WORK ORDER:
Text in the records must be reproduced exactly, and pictures must be skipped.
★ ★ ★ ★ ★
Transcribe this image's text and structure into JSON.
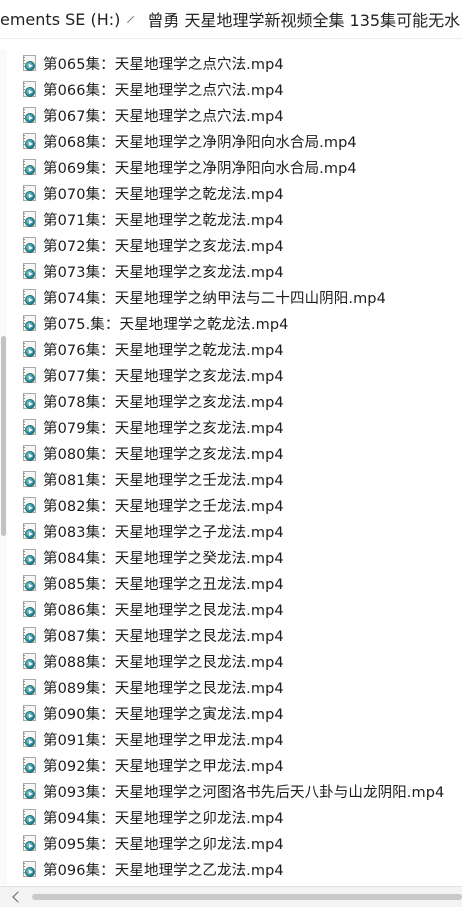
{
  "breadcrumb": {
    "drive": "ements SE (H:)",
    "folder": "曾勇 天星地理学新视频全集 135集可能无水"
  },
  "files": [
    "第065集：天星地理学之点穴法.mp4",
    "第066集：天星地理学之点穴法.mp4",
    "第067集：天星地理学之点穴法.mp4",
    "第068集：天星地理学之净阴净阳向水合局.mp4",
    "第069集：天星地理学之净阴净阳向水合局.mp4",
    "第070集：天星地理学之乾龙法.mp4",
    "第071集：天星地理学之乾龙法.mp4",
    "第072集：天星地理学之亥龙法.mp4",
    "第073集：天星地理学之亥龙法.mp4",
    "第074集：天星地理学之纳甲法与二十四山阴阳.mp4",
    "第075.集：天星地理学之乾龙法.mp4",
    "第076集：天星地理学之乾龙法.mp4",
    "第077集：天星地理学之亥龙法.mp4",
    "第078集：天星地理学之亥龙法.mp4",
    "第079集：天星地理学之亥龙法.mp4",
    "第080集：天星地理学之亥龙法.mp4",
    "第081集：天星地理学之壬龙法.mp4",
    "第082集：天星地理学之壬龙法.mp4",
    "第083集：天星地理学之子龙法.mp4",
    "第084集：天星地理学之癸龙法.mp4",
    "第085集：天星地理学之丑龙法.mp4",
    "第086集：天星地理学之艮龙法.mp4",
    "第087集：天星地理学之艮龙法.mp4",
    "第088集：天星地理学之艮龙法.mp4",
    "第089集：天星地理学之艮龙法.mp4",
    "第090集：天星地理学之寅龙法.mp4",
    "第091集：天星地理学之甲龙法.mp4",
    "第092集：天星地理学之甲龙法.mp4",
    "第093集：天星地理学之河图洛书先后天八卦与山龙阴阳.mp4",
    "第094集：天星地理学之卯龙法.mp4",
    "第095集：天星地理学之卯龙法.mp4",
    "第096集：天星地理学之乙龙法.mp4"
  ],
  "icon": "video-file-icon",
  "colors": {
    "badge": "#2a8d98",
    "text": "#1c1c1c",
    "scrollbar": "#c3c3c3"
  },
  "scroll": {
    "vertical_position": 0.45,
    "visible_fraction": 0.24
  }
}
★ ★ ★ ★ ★
WRITTEN ANSWER:
Transcribe this image's text and structure into JSON.
{
  "breadcrumb": {
    "drive": "ements SE (H:)",
    "folder": "曾勇 天星地理学新视频全集 135集可能无水"
  },
  "files": [
    "第065集：天星地理学之点穴法.mp4",
    "第066集：天星地理学之点穴法.mp4",
    "第067集：天星地理学之点穴法.mp4",
    "第068集：天星地理学之净阴净阳向水合局.mp4",
    "第069集：天星地理学之净阴净阳向水合局.mp4",
    "第070集：天星地理学之乾龙法.mp4",
    "第071集：天星地理学之乾龙法.mp4",
    "第072集：天星地理学之亥龙法.mp4",
    "第073集：天星地理学之亥龙法.mp4",
    "第074集：天星地理学之纳甲法与二十四山阴阳.mp4",
    "第075.集：天星地理学之乾龙法.mp4",
    "第076集：天星地理学之乾龙法.mp4",
    "第077集：天星地理学之亥龙法.mp4",
    "第078集：天星地理学之亥龙法.mp4",
    "第079集：天星地理学之亥龙法.mp4",
    "第080集：天星地理学之亥龙法.mp4",
    "第081集：天星地理学之壬龙法.mp4",
    "第082集：天星地理学之壬龙法.mp4",
    "第083集：天星地理学之子龙法.mp4",
    "第084集：天星地理学之癸龙法.mp4",
    "第085集：天星地理学之丑龙法.mp4",
    "第086集：天星地理学之艮龙法.mp4",
    "第087集：天星地理学之艮龙法.mp4",
    "第088集：天星地理学之艮龙法.mp4",
    "第089集：天星地理学之艮龙法.mp4",
    "第090集：天星地理学之寅龙法.mp4",
    "第091集：天星地理学之甲龙法.mp4",
    "第092集：天星地理学之甲龙法.mp4",
    "第093集：天星地理学之河图洛书先后天八卦与山龙阴阳.mp4",
    "第094集：天星地理学之卯龙法.mp4",
    "第095集：天星地理学之卯龙法.mp4",
    "第096集：天星地理学之乙龙法.mp4"
  ],
  "icon": "video-file-icon",
  "colors": {
    "badge": "#2a8d98",
    "text": "#1c1c1c",
    "scrollbar": "#c3c3c3"
  },
  "scroll": {
    "vertical_position": 0.45,
    "visible_fraction": 0.24
  }
}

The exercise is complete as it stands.